■ DATA SHOWN ■
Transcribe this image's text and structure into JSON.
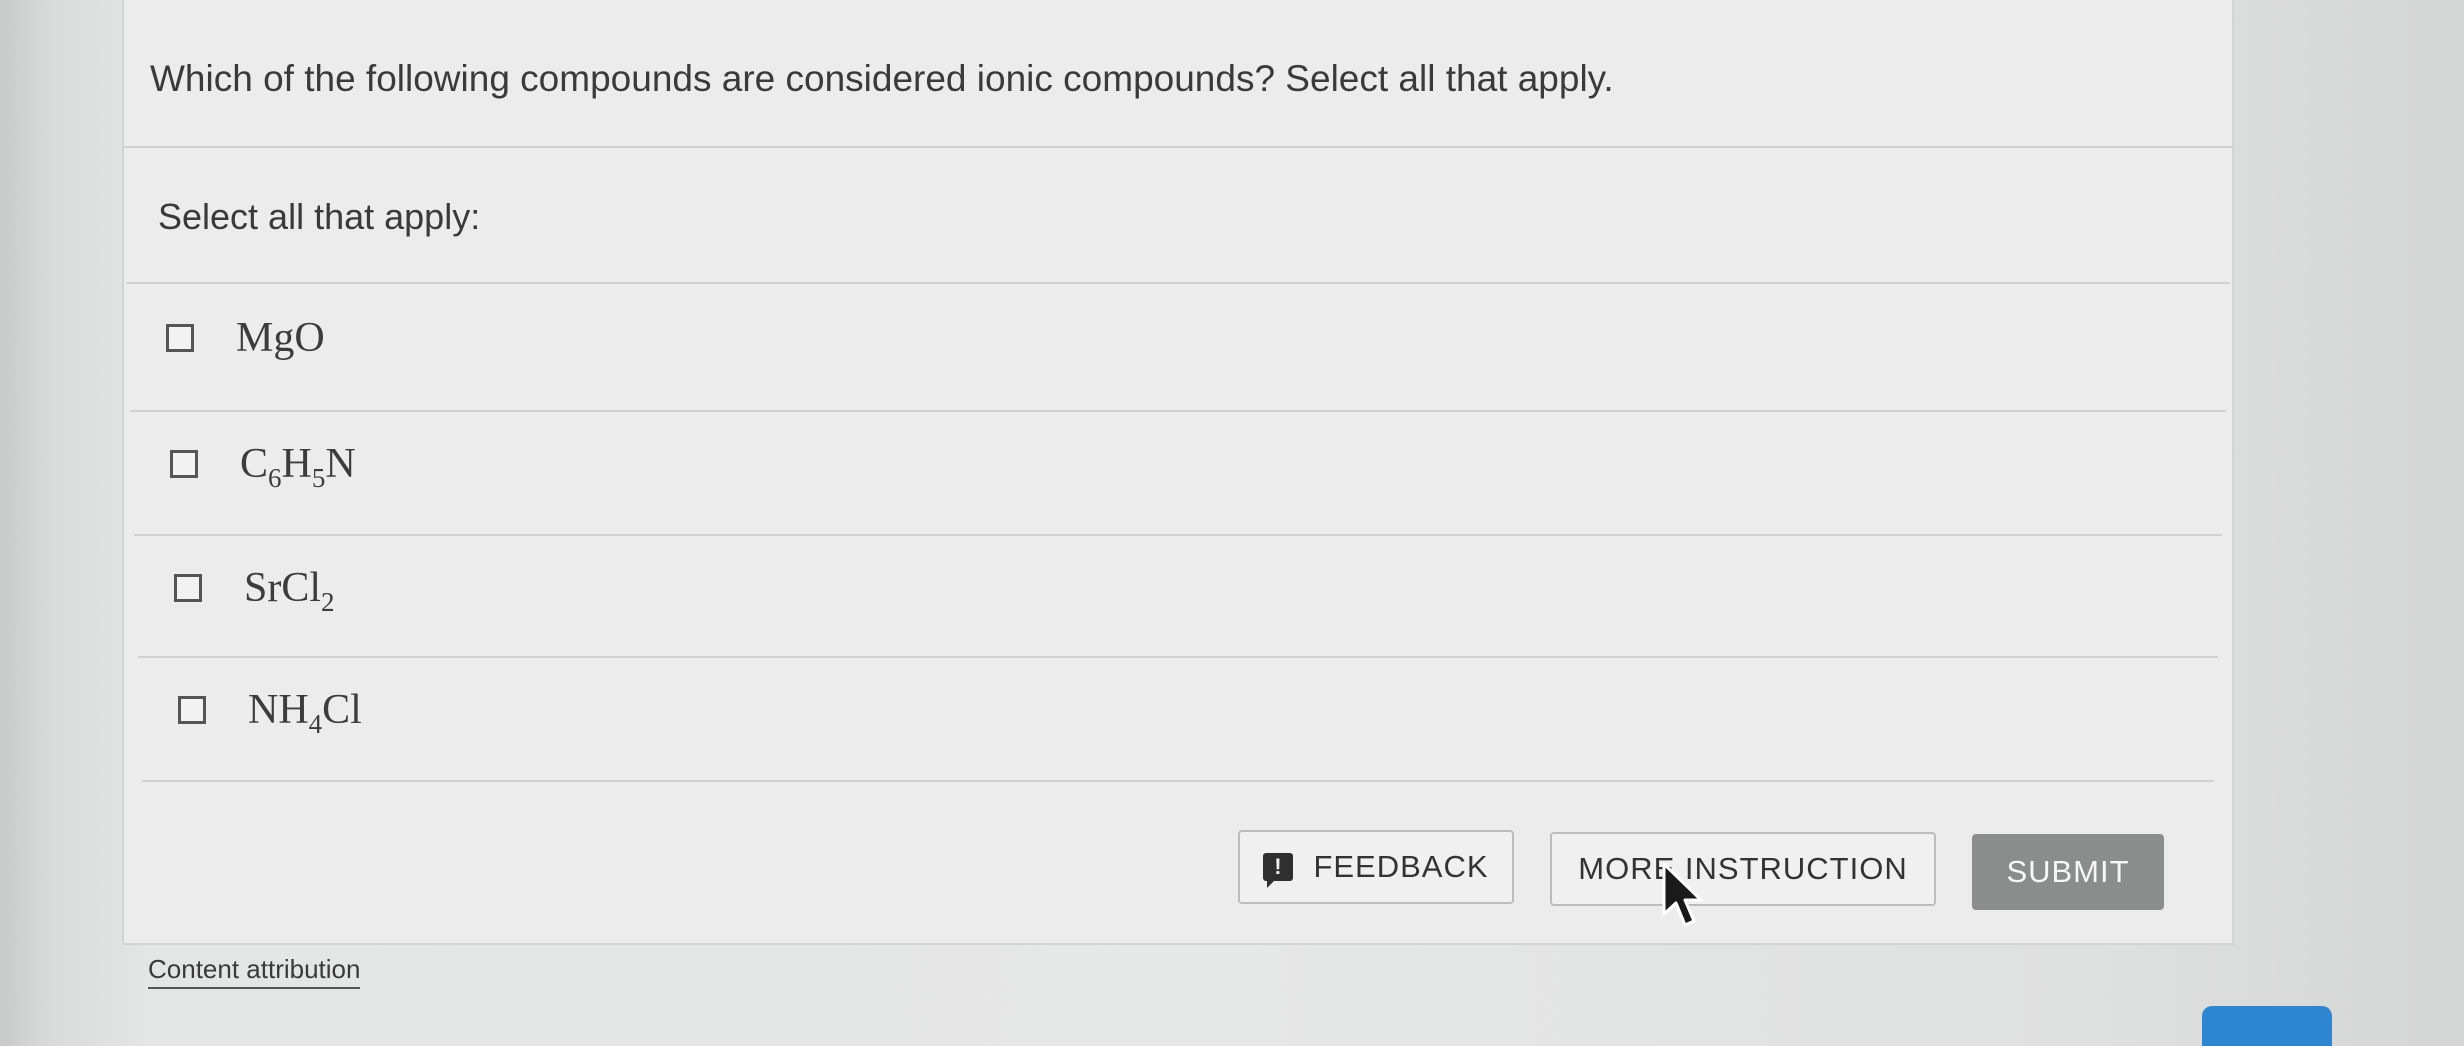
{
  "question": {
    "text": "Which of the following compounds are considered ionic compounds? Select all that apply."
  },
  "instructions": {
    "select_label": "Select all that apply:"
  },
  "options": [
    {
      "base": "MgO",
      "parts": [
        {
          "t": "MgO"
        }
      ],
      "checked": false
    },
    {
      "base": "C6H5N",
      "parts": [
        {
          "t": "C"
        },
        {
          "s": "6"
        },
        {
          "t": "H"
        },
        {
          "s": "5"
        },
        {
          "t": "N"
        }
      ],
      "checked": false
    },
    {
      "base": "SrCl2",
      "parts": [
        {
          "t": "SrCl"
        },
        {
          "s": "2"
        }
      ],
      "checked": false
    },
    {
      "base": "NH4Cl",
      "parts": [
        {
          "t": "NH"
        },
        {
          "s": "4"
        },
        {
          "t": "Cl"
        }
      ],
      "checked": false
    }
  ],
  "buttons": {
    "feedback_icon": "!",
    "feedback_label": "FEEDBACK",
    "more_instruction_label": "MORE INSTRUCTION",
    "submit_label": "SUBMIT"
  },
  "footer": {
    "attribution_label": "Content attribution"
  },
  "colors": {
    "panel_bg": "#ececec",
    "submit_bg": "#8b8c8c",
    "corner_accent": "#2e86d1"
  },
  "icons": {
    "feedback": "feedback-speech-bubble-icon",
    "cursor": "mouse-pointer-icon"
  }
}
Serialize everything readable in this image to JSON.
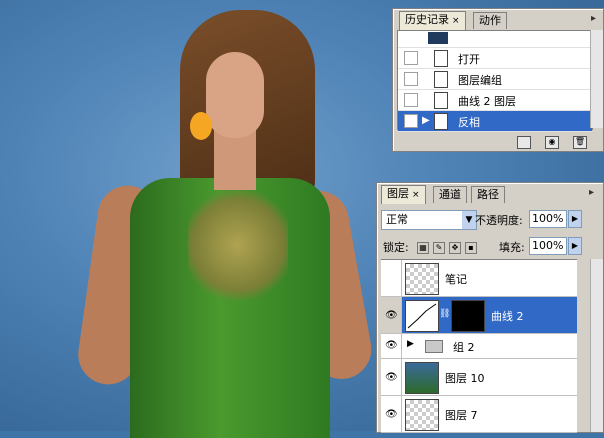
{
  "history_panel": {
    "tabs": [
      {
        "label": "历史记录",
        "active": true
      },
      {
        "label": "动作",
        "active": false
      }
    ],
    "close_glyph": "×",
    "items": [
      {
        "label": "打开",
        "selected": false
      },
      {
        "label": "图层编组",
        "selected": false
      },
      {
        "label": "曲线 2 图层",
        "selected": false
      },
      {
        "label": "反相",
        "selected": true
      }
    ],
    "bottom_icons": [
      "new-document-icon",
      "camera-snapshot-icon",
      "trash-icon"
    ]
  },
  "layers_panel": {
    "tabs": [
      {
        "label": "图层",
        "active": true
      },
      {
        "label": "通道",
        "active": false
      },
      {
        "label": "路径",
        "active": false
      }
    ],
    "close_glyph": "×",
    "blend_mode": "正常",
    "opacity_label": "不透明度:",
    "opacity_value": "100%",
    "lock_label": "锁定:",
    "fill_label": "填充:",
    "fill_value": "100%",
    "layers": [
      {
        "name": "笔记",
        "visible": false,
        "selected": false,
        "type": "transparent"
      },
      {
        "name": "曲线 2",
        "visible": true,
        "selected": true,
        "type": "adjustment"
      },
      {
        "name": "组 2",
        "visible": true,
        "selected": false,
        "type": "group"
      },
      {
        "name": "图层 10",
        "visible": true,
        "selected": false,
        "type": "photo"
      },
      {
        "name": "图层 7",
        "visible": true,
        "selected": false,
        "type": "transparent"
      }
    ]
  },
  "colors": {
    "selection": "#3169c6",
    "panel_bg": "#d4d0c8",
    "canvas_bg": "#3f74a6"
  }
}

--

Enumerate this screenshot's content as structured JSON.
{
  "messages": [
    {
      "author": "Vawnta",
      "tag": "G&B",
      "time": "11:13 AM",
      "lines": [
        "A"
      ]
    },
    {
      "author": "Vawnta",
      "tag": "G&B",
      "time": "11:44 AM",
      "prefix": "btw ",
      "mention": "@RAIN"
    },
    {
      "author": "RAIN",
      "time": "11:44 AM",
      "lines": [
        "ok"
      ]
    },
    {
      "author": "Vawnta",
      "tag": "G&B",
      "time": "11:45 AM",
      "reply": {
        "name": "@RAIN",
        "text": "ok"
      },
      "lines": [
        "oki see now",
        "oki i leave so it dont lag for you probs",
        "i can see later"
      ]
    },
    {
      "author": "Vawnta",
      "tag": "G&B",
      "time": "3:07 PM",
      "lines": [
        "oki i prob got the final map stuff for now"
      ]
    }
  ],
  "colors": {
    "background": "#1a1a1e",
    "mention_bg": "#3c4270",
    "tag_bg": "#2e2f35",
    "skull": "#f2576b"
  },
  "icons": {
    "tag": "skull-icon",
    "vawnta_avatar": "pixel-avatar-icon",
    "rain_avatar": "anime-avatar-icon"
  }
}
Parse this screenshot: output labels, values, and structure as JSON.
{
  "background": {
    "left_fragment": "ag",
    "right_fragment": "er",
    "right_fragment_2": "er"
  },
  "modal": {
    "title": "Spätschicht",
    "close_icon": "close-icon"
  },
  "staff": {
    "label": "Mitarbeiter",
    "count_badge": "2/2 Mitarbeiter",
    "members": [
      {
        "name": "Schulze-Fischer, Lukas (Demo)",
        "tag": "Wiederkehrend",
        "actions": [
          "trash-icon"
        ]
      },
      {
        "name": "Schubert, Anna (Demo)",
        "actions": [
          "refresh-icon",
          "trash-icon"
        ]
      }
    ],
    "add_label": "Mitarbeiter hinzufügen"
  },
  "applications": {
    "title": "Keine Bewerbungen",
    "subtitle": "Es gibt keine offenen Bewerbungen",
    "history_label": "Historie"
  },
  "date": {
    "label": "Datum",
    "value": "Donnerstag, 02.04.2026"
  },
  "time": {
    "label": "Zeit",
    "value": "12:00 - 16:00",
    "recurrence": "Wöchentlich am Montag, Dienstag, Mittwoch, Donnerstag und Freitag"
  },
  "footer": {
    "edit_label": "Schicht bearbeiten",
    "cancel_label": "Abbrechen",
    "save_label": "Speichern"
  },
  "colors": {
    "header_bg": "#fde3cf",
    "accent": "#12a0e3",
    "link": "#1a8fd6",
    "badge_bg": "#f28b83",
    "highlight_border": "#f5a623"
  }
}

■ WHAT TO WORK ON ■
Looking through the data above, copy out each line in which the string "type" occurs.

■ PROBLEM SOLUTION ■
        "type": "transparent"
        "type": "adjustment"
        "type": "group"
        "type": "photo"
        "type": "transparent"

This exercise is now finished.